BEGIN Provided entries
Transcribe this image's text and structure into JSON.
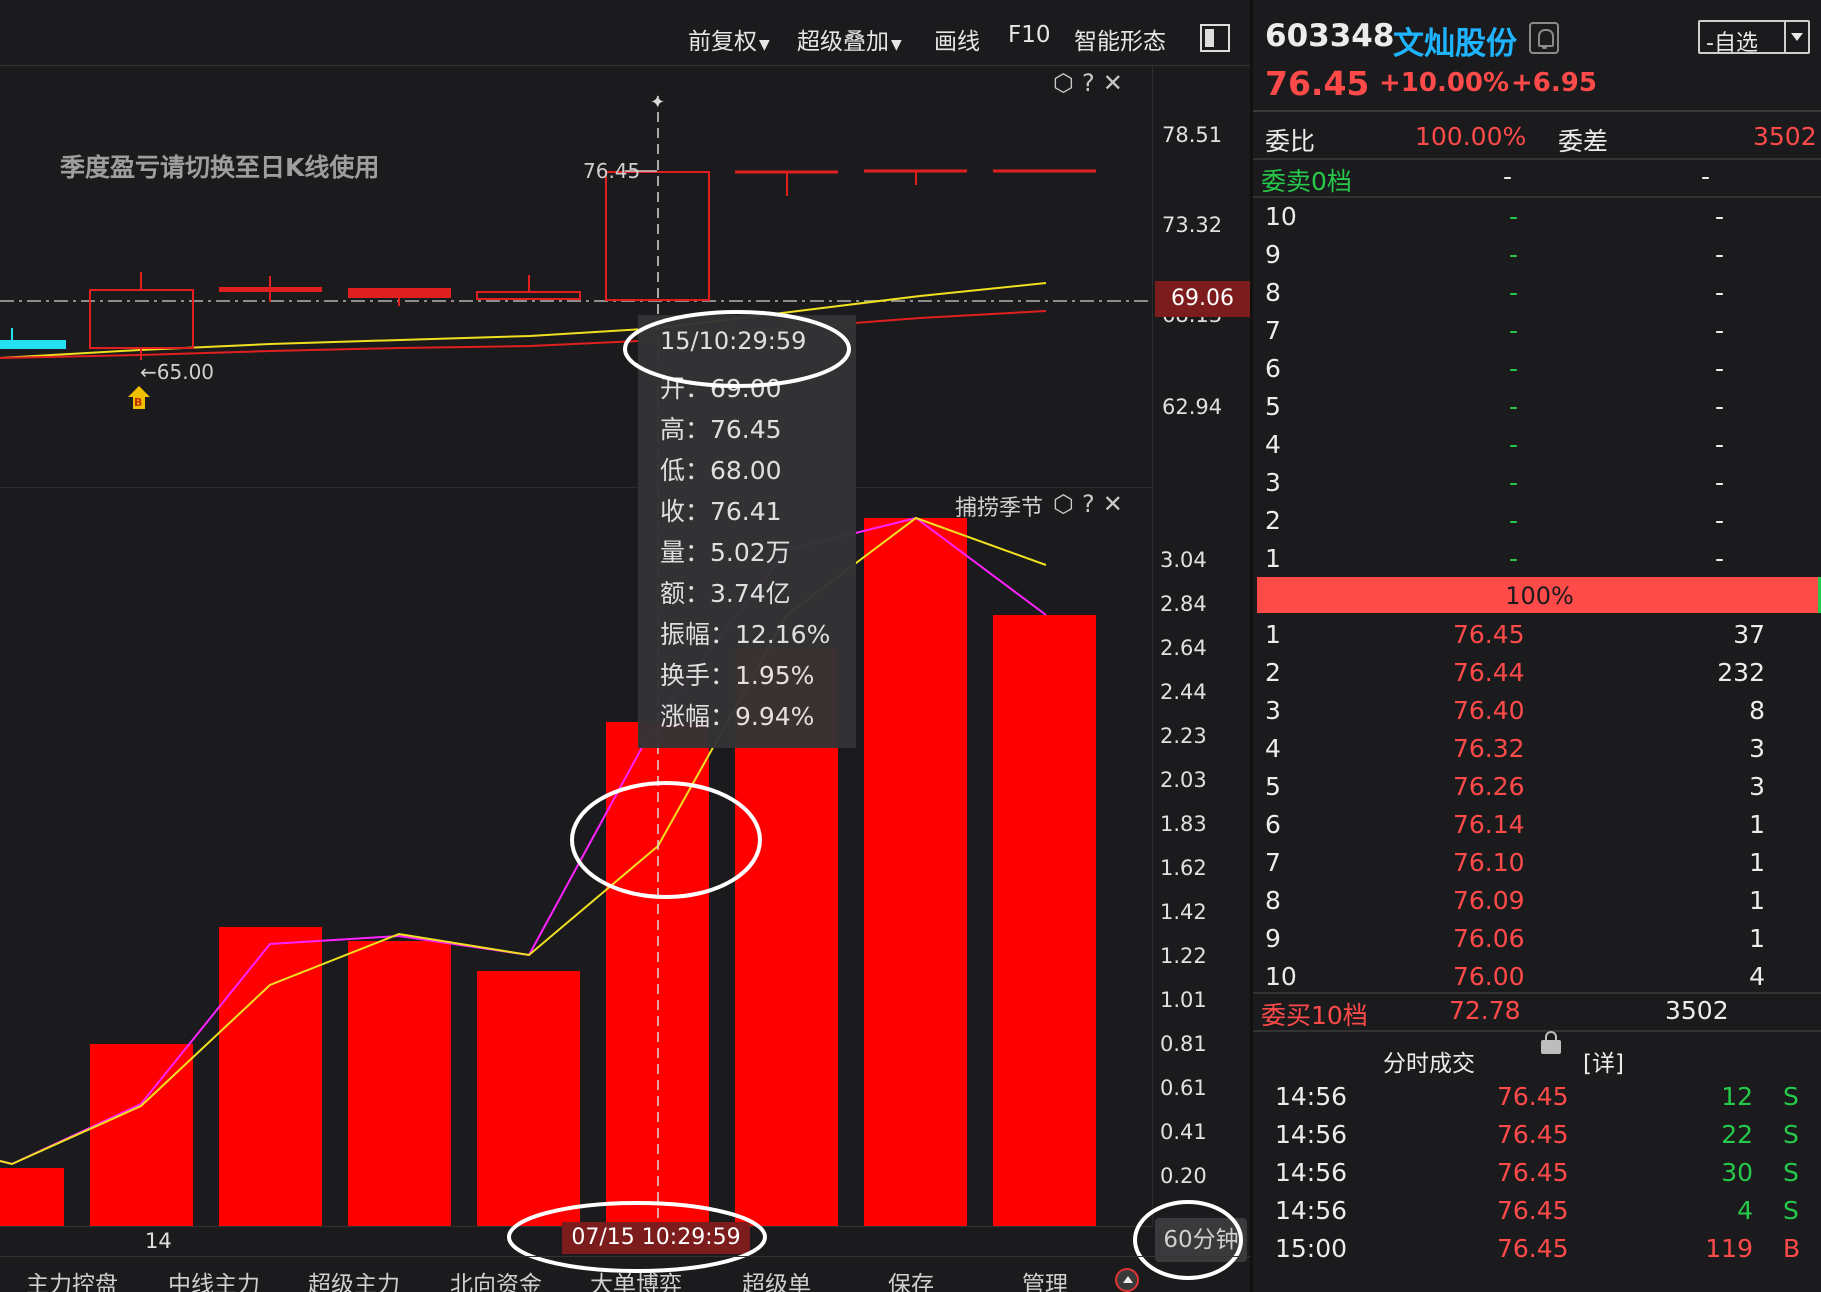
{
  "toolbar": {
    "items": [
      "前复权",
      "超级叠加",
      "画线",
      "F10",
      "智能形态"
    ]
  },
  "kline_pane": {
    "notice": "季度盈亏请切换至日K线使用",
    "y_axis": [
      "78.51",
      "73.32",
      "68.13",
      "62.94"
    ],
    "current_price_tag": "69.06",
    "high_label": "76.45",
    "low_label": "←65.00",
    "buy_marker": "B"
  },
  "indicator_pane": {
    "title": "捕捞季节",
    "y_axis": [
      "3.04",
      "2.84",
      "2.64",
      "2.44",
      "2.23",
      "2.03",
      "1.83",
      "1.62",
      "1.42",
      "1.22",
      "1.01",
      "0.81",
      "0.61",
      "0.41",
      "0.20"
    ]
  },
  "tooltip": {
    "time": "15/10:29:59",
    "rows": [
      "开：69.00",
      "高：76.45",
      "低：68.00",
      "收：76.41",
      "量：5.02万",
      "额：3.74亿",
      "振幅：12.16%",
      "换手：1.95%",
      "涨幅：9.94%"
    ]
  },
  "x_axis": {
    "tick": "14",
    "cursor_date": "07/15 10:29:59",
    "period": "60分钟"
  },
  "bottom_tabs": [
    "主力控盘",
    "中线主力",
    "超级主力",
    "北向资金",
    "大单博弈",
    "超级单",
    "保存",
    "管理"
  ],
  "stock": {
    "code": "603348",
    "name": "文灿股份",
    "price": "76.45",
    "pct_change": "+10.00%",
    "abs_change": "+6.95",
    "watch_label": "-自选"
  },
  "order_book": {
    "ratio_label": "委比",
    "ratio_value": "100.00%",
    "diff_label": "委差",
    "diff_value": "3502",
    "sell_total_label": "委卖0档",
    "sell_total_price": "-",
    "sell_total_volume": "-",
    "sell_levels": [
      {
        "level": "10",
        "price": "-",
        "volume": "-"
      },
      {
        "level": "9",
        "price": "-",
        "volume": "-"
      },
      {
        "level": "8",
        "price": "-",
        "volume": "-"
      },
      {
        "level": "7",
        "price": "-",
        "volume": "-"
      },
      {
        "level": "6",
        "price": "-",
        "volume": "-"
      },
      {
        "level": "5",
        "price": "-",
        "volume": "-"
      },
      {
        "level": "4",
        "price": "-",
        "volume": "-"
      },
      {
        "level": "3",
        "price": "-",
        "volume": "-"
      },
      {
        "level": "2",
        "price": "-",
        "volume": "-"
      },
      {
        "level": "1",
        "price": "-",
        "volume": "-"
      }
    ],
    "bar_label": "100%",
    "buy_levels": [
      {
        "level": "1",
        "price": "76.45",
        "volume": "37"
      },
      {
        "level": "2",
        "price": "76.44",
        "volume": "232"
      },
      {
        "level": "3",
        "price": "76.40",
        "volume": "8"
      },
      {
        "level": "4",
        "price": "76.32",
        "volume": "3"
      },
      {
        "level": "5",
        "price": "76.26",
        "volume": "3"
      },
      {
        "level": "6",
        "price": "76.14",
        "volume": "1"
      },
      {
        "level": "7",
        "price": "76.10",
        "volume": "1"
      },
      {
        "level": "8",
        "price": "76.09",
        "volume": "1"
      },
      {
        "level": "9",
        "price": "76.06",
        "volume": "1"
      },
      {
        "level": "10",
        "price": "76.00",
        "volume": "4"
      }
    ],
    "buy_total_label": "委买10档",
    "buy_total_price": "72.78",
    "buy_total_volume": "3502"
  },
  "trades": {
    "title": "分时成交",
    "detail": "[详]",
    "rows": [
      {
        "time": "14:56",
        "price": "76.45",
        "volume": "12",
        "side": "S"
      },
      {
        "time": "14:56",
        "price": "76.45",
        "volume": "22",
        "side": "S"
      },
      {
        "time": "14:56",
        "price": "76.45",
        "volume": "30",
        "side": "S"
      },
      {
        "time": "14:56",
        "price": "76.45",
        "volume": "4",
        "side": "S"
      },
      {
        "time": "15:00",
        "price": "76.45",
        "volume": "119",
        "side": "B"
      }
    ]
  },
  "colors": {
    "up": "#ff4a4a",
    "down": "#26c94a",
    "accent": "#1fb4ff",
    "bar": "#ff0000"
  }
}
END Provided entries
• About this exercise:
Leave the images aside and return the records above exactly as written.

• Your response:
Transcribe this image's text and structure into JSON.
{
  "toolbar": {
    "items": [
      "前复权",
      "超级叠加",
      "画线",
      "F10",
      "智能形态"
    ]
  },
  "kline_pane": {
    "notice": "季度盈亏请切换至日K线使用",
    "y_axis": [
      "78.51",
      "73.32",
      "68.13",
      "62.94"
    ],
    "current_price_tag": "69.06",
    "high_label": "76.45",
    "low_label": "←65.00",
    "buy_marker": "B"
  },
  "indicator_pane": {
    "title": "捕捞季节",
    "y_axis": [
      "3.04",
      "2.84",
      "2.64",
      "2.44",
      "2.23",
      "2.03",
      "1.83",
      "1.62",
      "1.42",
      "1.22",
      "1.01",
      "0.81",
      "0.61",
      "0.41",
      "0.20"
    ]
  },
  "tooltip": {
    "time": "15/10:29:59",
    "rows": [
      "开：69.00",
      "高：76.45",
      "低：68.00",
      "收：76.41",
      "量：5.02万",
      "额：3.74亿",
      "振幅：12.16%",
      "换手：1.95%",
      "涨幅：9.94%"
    ]
  },
  "x_axis": {
    "tick": "14",
    "cursor_date": "07/15 10:29:59",
    "period": "60分钟"
  },
  "bottom_tabs": [
    "主力控盘",
    "中线主力",
    "超级主力",
    "北向资金",
    "大单博弈",
    "超级单",
    "保存",
    "管理"
  ],
  "stock": {
    "code": "603348",
    "name": "文灿股份",
    "price": "76.45",
    "pct_change": "+10.00%",
    "abs_change": "+6.95",
    "watch_label": "-自选"
  },
  "order_book": {
    "ratio_label": "委比",
    "ratio_value": "100.00%",
    "diff_label": "委差",
    "diff_value": "3502",
    "sell_total_label": "委卖0档",
    "sell_total_price": "-",
    "sell_total_volume": "-",
    "sell_levels": [
      {
        "level": "10",
        "price": "-",
        "volume": "-"
      },
      {
        "level": "9",
        "price": "-",
        "volume": "-"
      },
      {
        "level": "8",
        "price": "-",
        "volume": "-"
      },
      {
        "level": "7",
        "price": "-",
        "volume": "-"
      },
      {
        "level": "6",
        "price": "-",
        "volume": "-"
      },
      {
        "level": "5",
        "price": "-",
        "volume": "-"
      },
      {
        "level": "4",
        "price": "-",
        "volume": "-"
      },
      {
        "level": "3",
        "price": "-",
        "volume": "-"
      },
      {
        "level": "2",
        "price": "-",
        "volume": "-"
      },
      {
        "level": "1",
        "price": "-",
        "volume": "-"
      }
    ],
    "bar_label": "100%",
    "buy_levels": [
      {
        "level": "1",
        "price": "76.45",
        "volume": "37"
      },
      {
        "level": "2",
        "price": "76.44",
        "volume": "232"
      },
      {
        "level": "3",
        "price": "76.40",
        "volume": "8"
      },
      {
        "level": "4",
        "price": "76.32",
        "volume": "3"
      },
      {
        "level": "5",
        "price": "76.26",
        "volume": "3"
      },
      {
        "level": "6",
        "price": "76.14",
        "volume": "1"
      },
      {
        "level": "7",
        "price": "76.10",
        "volume": "1"
      },
      {
        "level": "8",
        "price": "76.09",
        "volume": "1"
      },
      {
        "level": "9",
        "price": "76.06",
        "volume": "1"
      },
      {
        "level": "10",
        "price": "76.00",
        "volume": "4"
      }
    ],
    "buy_total_label": "委买10档",
    "buy_total_price": "72.78",
    "buy_total_volume": "3502"
  },
  "trades": {
    "title": "分时成交",
    "detail": "[详]",
    "rows": [
      {
        "time": "14:56",
        "price": "76.45",
        "volume": "12",
        "side": "S"
      },
      {
        "time": "14:56",
        "price": "76.45",
        "volume": "22",
        "side": "S"
      },
      {
        "time": "14:56",
        "price": "76.45",
        "volume": "30",
        "side": "S"
      },
      {
        "time": "14:56",
        "price": "76.45",
        "volume": "4",
        "side": "S"
      },
      {
        "time": "15:00",
        "price": "76.45",
        "volume": "119",
        "side": "B"
      }
    ]
  },
  "colors": {
    "up": "#ff4a4a",
    "down": "#26c94a",
    "accent": "#1fb4ff",
    "bar": "#ff0000"
  }
}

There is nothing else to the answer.